- **What to do**
The listing has to be given again in full and exactly.
--- START ---
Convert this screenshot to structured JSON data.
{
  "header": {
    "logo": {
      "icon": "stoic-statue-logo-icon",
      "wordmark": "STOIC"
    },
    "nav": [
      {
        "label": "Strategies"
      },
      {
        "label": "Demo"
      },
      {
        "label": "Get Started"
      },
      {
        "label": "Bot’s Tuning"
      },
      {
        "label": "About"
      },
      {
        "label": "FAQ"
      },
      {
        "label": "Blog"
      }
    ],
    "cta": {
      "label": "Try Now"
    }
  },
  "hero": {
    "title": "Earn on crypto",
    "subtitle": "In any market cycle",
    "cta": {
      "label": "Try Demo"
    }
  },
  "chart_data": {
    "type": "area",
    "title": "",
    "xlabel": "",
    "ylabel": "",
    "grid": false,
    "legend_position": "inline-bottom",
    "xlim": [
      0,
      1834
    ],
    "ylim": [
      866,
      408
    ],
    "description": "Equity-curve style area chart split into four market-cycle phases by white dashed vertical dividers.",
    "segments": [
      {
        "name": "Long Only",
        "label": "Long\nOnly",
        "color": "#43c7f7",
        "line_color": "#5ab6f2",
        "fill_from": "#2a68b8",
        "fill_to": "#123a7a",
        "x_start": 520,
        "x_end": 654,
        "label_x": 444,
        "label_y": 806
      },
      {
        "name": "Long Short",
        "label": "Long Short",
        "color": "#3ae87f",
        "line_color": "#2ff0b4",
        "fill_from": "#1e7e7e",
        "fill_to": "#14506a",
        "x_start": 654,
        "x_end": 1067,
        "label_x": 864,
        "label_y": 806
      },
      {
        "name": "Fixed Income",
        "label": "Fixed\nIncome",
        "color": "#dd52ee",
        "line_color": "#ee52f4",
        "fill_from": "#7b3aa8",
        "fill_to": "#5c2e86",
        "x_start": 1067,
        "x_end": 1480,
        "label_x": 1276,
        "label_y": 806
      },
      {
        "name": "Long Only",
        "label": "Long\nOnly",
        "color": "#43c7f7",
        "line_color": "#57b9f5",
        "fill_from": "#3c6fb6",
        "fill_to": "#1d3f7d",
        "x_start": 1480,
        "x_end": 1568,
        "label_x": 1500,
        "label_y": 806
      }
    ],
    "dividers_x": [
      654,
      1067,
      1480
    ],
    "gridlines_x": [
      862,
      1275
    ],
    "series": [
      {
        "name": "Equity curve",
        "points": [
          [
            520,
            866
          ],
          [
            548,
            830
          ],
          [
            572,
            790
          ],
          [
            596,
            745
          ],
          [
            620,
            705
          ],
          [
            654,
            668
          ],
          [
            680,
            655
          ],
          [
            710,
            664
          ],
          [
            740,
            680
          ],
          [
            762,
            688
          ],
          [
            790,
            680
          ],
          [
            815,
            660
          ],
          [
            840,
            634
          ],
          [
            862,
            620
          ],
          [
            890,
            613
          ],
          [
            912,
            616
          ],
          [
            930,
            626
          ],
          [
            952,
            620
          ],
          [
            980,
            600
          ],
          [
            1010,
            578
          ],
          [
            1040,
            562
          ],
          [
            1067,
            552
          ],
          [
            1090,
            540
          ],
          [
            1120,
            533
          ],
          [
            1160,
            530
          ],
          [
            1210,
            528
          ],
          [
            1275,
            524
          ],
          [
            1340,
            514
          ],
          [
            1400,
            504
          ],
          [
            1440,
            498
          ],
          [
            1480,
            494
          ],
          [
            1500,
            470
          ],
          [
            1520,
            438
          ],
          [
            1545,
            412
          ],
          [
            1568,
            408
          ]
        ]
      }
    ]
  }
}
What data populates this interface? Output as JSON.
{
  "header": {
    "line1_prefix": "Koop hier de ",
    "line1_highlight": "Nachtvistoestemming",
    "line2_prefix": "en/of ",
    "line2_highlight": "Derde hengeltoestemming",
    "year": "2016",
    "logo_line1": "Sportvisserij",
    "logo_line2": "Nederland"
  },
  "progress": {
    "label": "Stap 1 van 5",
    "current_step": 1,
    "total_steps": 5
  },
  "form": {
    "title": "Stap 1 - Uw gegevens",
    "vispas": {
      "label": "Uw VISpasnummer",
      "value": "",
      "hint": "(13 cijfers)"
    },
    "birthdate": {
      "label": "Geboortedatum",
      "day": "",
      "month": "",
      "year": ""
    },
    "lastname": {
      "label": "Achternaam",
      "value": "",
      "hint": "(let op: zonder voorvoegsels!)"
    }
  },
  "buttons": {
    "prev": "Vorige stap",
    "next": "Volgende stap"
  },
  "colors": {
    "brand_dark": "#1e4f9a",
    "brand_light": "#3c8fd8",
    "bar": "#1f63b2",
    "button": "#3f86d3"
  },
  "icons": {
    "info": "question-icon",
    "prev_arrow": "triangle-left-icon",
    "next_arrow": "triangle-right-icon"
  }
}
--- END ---
- **Exercise response**
Convert this screenshot to structured JSON data.
{
  "header": {
    "logo": {
      "icon": "stoic-statue-logo-icon",
      "wordmark": "STOIC"
    },
    "nav": [
      {
        "label": "Strategies"
      },
      {
        "label": "Demo"
      },
      {
        "label": "Get Started"
      },
      {
        "label": "Bot’s Tuning"
      },
      {
        "label": "About"
      },
      {
        "label": "FAQ"
      },
      {
        "label": "Blog"
      }
    ],
    "cta": {
      "label": "Try Now"
    }
  },
  "hero": {
    "title": "Earn on crypto",
    "subtitle": "In any market cycle",
    "cta": {
      "label": "Try Demo"
    }
  },
  "chart_data": {
    "type": "area",
    "title": "",
    "xlabel": "",
    "ylabel": "",
    "grid": false,
    "legend_position": "inline-bottom",
    "xlim": [
      0,
      1834
    ],
    "ylim": [
      866,
      408
    ],
    "description": "Equity-curve style area chart split into four market-cycle phases by white dashed vertical dividers.",
    "segments": [
      {
        "name": "Long Only",
        "label": "Long\nOnly",
        "color": "#43c7f7",
        "line_color": "#5ab6f2",
        "fill_from": "#2a68b8",
        "fill_to": "#123a7a",
        "x_start": 520,
        "x_end": 654,
        "label_x": 444,
        "label_y": 806
      },
      {
        "name": "Long Short",
        "label": "Long Short",
        "color": "#3ae87f",
        "line_color": "#2ff0b4",
        "fill_from": "#1e7e7e",
        "fill_to": "#14506a",
        "x_start": 654,
        "x_end": 1067,
        "label_x": 864,
        "label_y": 806
      },
      {
        "name": "Fixed Income",
        "label": "Fixed\nIncome",
        "color": "#dd52ee",
        "line_color": "#ee52f4",
        "fill_from": "#7b3aa8",
        "fill_to": "#5c2e86",
        "x_start": 1067,
        "x_end": 1480,
        "label_x": 1276,
        "label_y": 806
      },
      {
        "name": "Long Only",
        "label": "Long\nOnly",
        "color": "#43c7f7",
        "line_color": "#57b9f5",
        "fill_from": "#3c6fb6",
        "fill_to": "#1d3f7d",
        "x_start": 1480,
        "x_end": 1568,
        "label_x": 1500,
        "label_y": 806
      }
    ],
    "dividers_x": [
      654,
      1067,
      1480
    ],
    "gridlines_x": [
      862,
      1275
    ],
    "series": [
      {
        "name": "Equity curve",
        "points": [
          [
            520,
            866
          ],
          [
            548,
            830
          ],
          [
            572,
            790
          ],
          [
            596,
            745
          ],
          [
            620,
            705
          ],
          [
            654,
            668
          ],
          [
            680,
            655
          ],
          [
            710,
            664
          ],
          [
            740,
            680
          ],
          [
            762,
            688
          ],
          [
            790,
            680
          ],
          [
            815,
            660
          ],
          [
            840,
            634
          ],
          [
            862,
            620
          ],
          [
            890,
            613
          ],
          [
            912,
            616
          ],
          [
            930,
            626
          ],
          [
            952,
            620
          ],
          [
            980,
            600
          ],
          [
            1010,
            578
          ],
          [
            1040,
            562
          ],
          [
            1067,
            552
          ],
          [
            1090,
            540
          ],
          [
            1120,
            533
          ],
          [
            1160,
            530
          ],
          [
            1210,
            528
          ],
          [
            1275,
            524
          ],
          [
            1340,
            514
          ],
          [
            1400,
            504
          ],
          [
            1440,
            498
          ],
          [
            1480,
            494
          ],
          [
            1500,
            470
          ],
          [
            1520,
            438
          ],
          [
            1545,
            412
          ],
          [
            1568,
            408
          ]
        ]
      }
    ]
  }
}
What data populates this interface? Output as JSON.
{
  "header": {
    "line1_prefix": "Koop hier de ",
    "line1_highlight": "Nachtvistoestemming",
    "line2_prefix": "en/of ",
    "line2_highlight": "Derde hengeltoestemming",
    "year": "2016",
    "logo_line1": "Sportvisserij",
    "logo_line2": "Nederland"
  },
  "progress": {
    "label": "Stap 1 van 5",
    "current_step": 1,
    "total_steps": 5
  },
  "form": {
    "title": "Stap 1 - Uw gegevens",
    "vispas": {
      "label": "Uw VISpasnummer",
      "value": "",
      "hint": "(13 cijfers)"
    },
    "birthdate": {
      "label": "Geboortedatum",
      "day": "",
      "month": "",
      "year": ""
    },
    "lastname": {
      "label": "Achternaam",
      "value": "",
      "hint": "(let op: zonder voorvoegsels!)"
    }
  },
  "buttons": {
    "prev": "Vorige stap",
    "next": "Volgende stap"
  },
  "colors": {
    "brand_dark": "#1e4f9a",
    "brand_light": "#3c8fd8",
    "bar": "#1f63b2",
    "button": "#3f86d3"
  },
  "icons": {
    "info": "question-icon",
    "prev_arrow": "triangle-left-icon",
    "next_arrow": "triangle-right-icon"
  }
}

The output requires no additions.